_TASK MATERIAL_:

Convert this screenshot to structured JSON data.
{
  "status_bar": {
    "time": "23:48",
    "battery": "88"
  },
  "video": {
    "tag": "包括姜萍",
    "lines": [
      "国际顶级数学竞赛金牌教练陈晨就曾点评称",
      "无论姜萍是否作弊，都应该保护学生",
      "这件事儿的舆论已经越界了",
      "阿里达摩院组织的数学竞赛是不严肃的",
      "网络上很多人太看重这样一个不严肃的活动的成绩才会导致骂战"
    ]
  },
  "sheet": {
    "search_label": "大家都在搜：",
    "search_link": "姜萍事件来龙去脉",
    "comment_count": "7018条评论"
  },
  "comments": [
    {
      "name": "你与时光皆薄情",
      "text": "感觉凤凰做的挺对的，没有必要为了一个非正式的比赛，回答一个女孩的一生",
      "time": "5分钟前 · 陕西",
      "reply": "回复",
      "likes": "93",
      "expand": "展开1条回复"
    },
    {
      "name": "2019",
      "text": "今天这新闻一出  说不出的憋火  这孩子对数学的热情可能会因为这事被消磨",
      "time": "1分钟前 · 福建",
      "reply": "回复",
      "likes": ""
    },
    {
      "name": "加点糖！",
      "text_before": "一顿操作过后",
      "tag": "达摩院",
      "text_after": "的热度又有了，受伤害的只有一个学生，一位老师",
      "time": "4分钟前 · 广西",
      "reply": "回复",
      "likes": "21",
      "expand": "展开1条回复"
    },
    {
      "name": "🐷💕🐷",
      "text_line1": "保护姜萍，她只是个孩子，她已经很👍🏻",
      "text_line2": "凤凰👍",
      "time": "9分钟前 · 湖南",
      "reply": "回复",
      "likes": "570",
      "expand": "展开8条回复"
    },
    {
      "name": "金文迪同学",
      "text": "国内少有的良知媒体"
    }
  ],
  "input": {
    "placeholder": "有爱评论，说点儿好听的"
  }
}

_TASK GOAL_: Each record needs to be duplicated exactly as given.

_YOUR SOLUTION_:
Convert this screenshot to structured JSON data.
{
  "status_bar": {
    "time": "23:48",
    "battery": "88"
  },
  "video": {
    "tag": "包括姜萍",
    "lines": [
      "国际顶级数学竞赛金牌教练陈晨就曾点评称",
      "无论姜萍是否作弊，都应该保护学生",
      "这件事儿的舆论已经越界了",
      "阿里达摩院组织的数学竞赛是不严肃的",
      "网络上很多人太看重这样一个不严肃的活动的成绩才会导致骂战"
    ]
  },
  "sheet": {
    "search_label": "大家都在搜：",
    "search_link": "姜萍事件来龙去脉",
    "comment_count": "7018条评论"
  },
  "comments": [
    {
      "name": "你与时光皆薄情",
      "text": "感觉凤凰做的挺对的，没有必要为了一个非正式的比赛，回答一个女孩的一生",
      "time": "5分钟前 · 陕西",
      "reply": "回复",
      "likes": "93",
      "expand": "展开1条回复"
    },
    {
      "name": "2019",
      "text": "今天这新闻一出  说不出的憋火  这孩子对数学的热情可能会因为这事被消磨",
      "time": "1分钟前 · 福建",
      "reply": "回复",
      "likes": ""
    },
    {
      "name": "加点糖！",
      "text_before": "一顿操作过后",
      "tag": "达摩院",
      "text_after": "的热度又有了，受伤害的只有一个学生，一位老师",
      "time": "4分钟前 · 广西",
      "reply": "回复",
      "likes": "21",
      "expand": "展开1条回复"
    },
    {
      "name": "🐷💕🐷",
      "text_line1": "保护姜萍，她只是个孩子，她已经很👍🏻",
      "text_line2": "凤凰👍",
      "time": "9分钟前 · 湖南",
      "reply": "回复",
      "likes": "570",
      "expand": "展开8条回复"
    },
    {
      "name": "金文迪同学",
      "text": "国内少有的良知媒体"
    }
  ],
  "input": {
    "placeholder": "有爱评论，说点儿好听的"
  }
}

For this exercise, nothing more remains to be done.